From the records below, copy every line that contains the word "Grams".

Element data from apps and pages:

╭──

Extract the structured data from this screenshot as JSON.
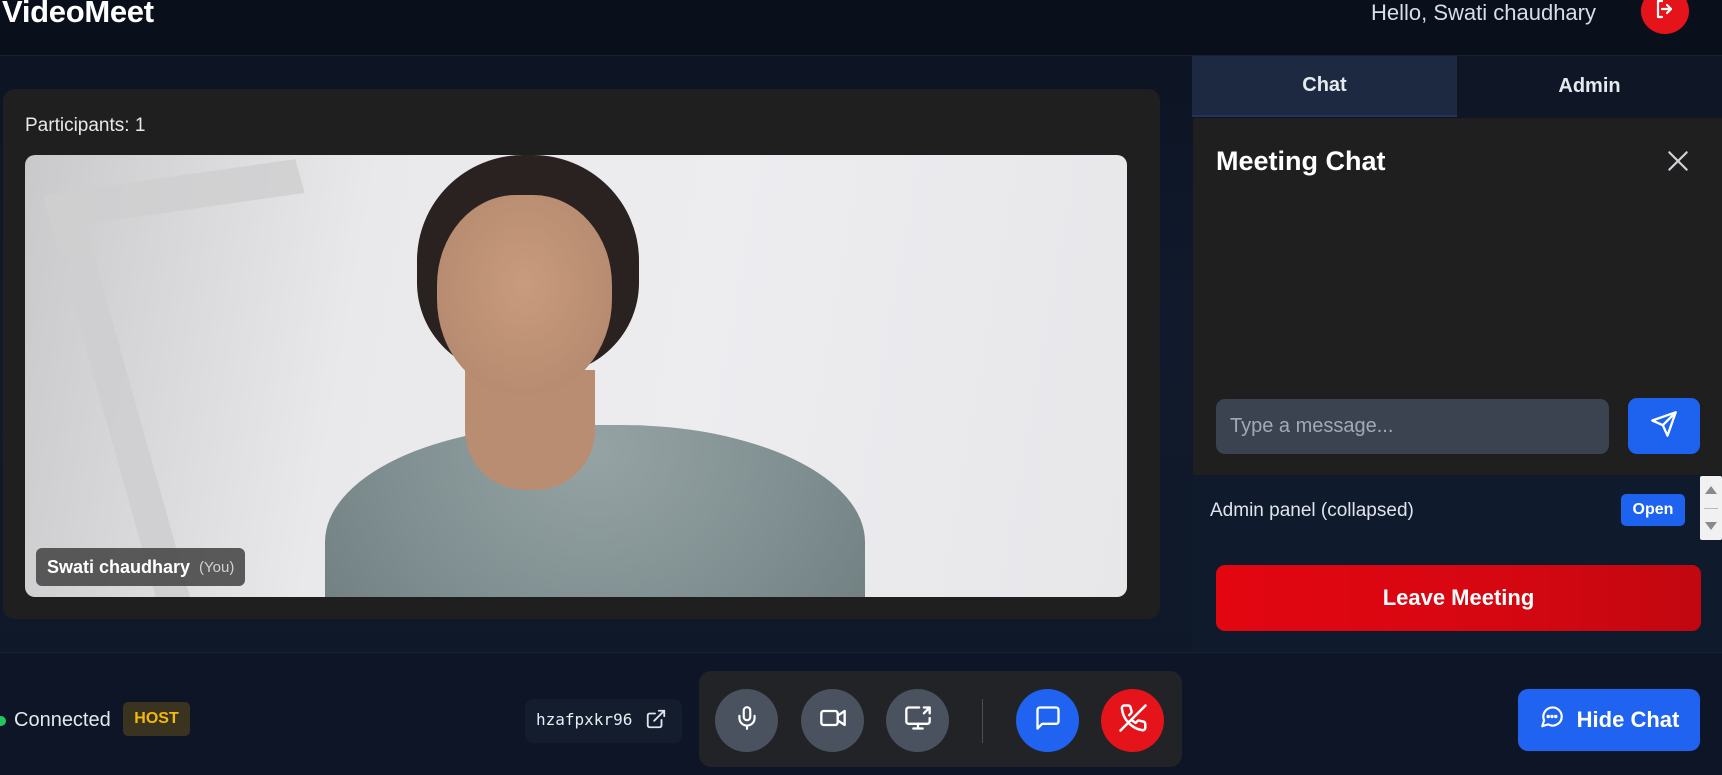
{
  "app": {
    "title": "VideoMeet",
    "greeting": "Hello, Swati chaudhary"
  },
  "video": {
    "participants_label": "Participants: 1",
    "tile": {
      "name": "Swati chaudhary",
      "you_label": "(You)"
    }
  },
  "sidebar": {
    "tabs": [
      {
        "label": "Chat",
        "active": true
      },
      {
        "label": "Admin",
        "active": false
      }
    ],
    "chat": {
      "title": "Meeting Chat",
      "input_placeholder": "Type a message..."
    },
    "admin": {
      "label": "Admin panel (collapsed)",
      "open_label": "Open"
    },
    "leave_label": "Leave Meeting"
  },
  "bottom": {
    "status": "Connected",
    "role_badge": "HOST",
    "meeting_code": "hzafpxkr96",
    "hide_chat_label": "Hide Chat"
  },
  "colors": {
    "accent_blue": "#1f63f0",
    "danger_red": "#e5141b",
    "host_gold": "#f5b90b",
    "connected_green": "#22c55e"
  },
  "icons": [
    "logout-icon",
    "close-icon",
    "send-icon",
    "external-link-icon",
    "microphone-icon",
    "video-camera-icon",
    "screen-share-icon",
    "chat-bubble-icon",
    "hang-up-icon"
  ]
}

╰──
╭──

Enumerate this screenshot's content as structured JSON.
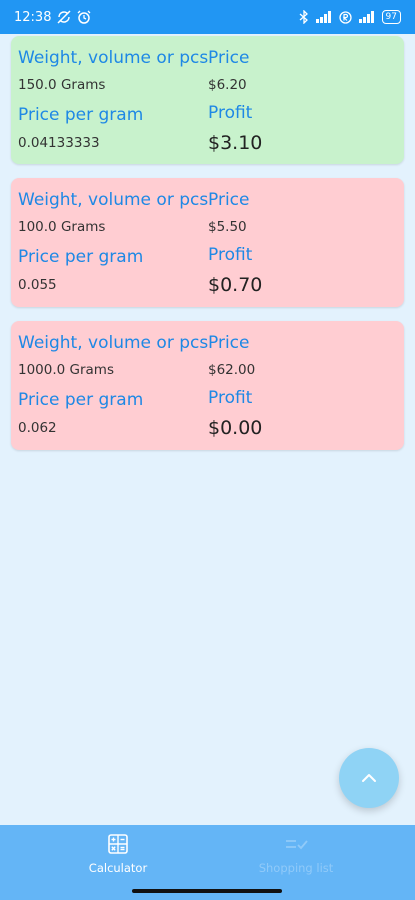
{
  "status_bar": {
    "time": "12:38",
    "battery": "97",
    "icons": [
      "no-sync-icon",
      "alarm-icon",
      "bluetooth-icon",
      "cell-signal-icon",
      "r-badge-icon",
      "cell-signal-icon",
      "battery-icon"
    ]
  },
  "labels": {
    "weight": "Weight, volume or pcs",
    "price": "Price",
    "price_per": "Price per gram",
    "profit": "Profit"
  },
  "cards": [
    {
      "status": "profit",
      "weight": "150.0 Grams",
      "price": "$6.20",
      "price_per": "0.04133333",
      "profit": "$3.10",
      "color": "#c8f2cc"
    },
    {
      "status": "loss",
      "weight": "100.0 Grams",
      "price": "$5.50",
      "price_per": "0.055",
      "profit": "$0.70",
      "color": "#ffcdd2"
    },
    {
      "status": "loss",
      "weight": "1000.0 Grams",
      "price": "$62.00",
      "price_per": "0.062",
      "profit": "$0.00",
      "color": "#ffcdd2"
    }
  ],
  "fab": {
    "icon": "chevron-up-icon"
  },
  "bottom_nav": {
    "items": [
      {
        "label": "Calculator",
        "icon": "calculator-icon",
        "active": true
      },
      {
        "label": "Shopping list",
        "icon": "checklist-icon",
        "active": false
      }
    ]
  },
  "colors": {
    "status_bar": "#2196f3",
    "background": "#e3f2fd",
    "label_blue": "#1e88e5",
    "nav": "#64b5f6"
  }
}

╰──

_YOUR SOLUTION_:
      "weight": "150.0 Grams",
      "weight": "100.0 Grams",
      "weight": "1000.0 Grams",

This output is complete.